Sports bras come in two main types: compression bras and encapsulation bras. Compression bras prevent movement by squeezing the breasts to the chest. This type of bra works best for women with A or B cups. Encapsulation bras support each breast individually and work best for women with larger breasts, cup size C and higher.
For good breast support during jumping jacks, proper fit is essential. Begin by measuring the distance around your chest, just under your breasts, in inches. This number gives you the numerical part of your bra size. Then, measure the distance, in inches, around your breasts. Subtract your chest measurement from your breast measurement. This number will indicate your cup size, with each inch indicating one letter. A 1-inch difference is an A cup, and a 2-inch difference is a B cup. For example, if your chest measures 38 inches and your breasts measure 42 inches, your breasts are properly supported in a 38D bra.

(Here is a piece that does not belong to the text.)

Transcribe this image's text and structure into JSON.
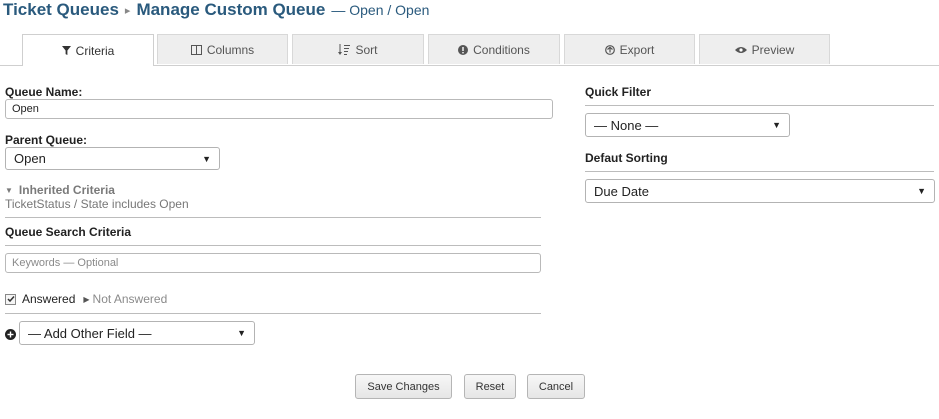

- Women’s Sports Medicine and Rehabilitation; Nadya Swedan
- Contemporary Sport, Leisure and Ergonomics; Thomas Reilly and Greg Atkinson
- Journal of Physiotherapy: Education Improves Bra Knowledge and Fit, and Level of Breast Support in Adolescent Female Athletes: A Cluster-Randomised Trial
- Journal of Applied Biomechanics: Three Dimensional Kinematics of the Breast During a Two-Step Star Jump